It’s always darkest before the dawn & me
Posted October 14, 2009on:
One of the pearls of wisdom that I apparently passed on to my kids was the expression; “It’s always darkest before the dawn.”
It’s clearly not original, but no copyright remains on it.
I said it to remind my kids from time to time that things always seem the worst before the get better. And they do get better. There are ups and downs in life and the scary part about being young is that you think that if you are in a funk it is permanent. Neither a down mood nor the effects of chemo are forever.
I was absolutely convinced that I was going to get through chemo simply with my good looks, charm, humor, writing, walking three miles a day, friends and family support, and great inner strength. It would not be so rough – not for me. I mean I had all that stuff going for me.
To say that chemo is hard is to trivialize it. It reminds me of Mattel creating Teen Talk Barbie in 1992, which spoke random expressions. The most famous was, “Math Class is tough!” The legend of this doll often was shortened to have her saying, “Math is hard!”
Always a role model for girls because of her enlightened view of the world and perfect figure, Barbie has had more than her share of careers over the years. Frankly, that girl cannot keep a job. 🙂
But the idea of saying anything close to “Math is hard” was not welcomed by those wishing to encourage more girls in math and science careers or to simply seek the best in themselves.
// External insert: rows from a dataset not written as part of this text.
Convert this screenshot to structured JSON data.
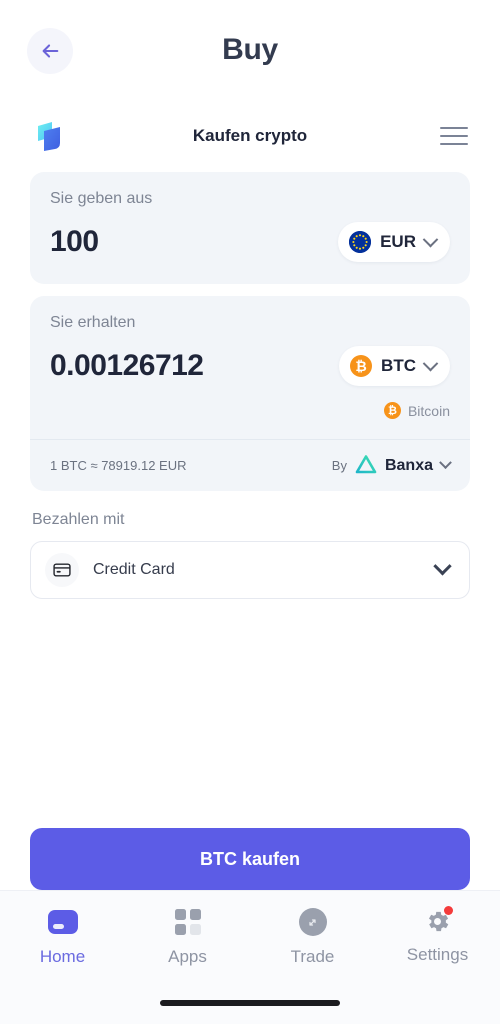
{
  "topbar": {
    "title": "Buy",
    "back_icon": "arrow-left-icon"
  },
  "widget": {
    "title": "Kaufen crypto",
    "logo_icon": "app-logo-icon",
    "menu_icon": "hamburger-menu-icon"
  },
  "spend": {
    "label": "Sie geben aus",
    "amount": "100",
    "placeholder": "0",
    "currency": "EUR",
    "currency_icon": "eur-flag-icon"
  },
  "receive": {
    "label": "Sie erhalten",
    "amount": "0.00126712",
    "placeholder": "0",
    "currency": "BTC",
    "currency_icon": "bitcoin-icon",
    "coin_full_name": "Bitcoin",
    "coin_symbol": "₿"
  },
  "rate": {
    "text": "1 BTC ≈ 78919.12 EUR",
    "by_label": "By",
    "provider": "Banxa",
    "provider_icon": "banxa-triangle-icon"
  },
  "payment": {
    "label": "Bezahlen mit",
    "method": "Credit Card",
    "method_icon": "credit-card-icon",
    "chevron_icon": "chevron-down-icon"
  },
  "cta": {
    "label": "BTC kaufen"
  },
  "tabbar": {
    "items": [
      {
        "label": "Home",
        "icon": "home-icon",
        "active": true,
        "badge": false
      },
      {
        "label": "Apps",
        "icon": "apps-grid-icon",
        "active": false,
        "badge": false
      },
      {
        "label": "Trade",
        "icon": "trade-arrows-icon",
        "active": false,
        "badge": false
      },
      {
        "label": "Settings",
        "icon": "gear-icon",
        "active": false,
        "badge": true
      }
    ]
  },
  "colors": {
    "accent": "#5c5ce6",
    "card_bg": "#f2f5f9",
    "bitcoin": "#f7931a",
    "eu_blue": "#03309b",
    "badge_red": "#f43b3b",
    "title": "#20263a",
    "muted": "#7e8594"
  }
}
But I digress. Chemo IS hard. It is much harder than I imagined – it’s not the getting of the cancer-fighting poisons that is so rough. It is the overwhelming feeling afterwards that felt like I was hit by a truck.
“Pickup or semi?” one friend wrote on Facebook.
“Pickup with the first one and semi with the second,” I responded.
Then I began to fear by the fourth treatment it will be a full convoy running me down.
Frankly, the last few days I’ve felt like not only did a truck run over me, it backed up over me a few times for good measure.
In the midst of all that darkness, one of my grown babes reminded me that dawn was coming and it apparently has. I do feel better.
I’ve also come to realize that my expectations have been way to high for myself. I need to cut myself some slack and realize that even with my good looks, charm, humor, writing, walking three miles a day, friends and family support, and great inner strength that I will have dark days.
As much as I’ve wanted to be the funniest breast cancer patient ever who tap-danced through chemo, there will be times when I simply cannot do it all.
But dawn will come – right after the dark.
However, I would officially like to request that there be no dawn for any lingering cancer cells in my body. For them, only darkness. And lots of it.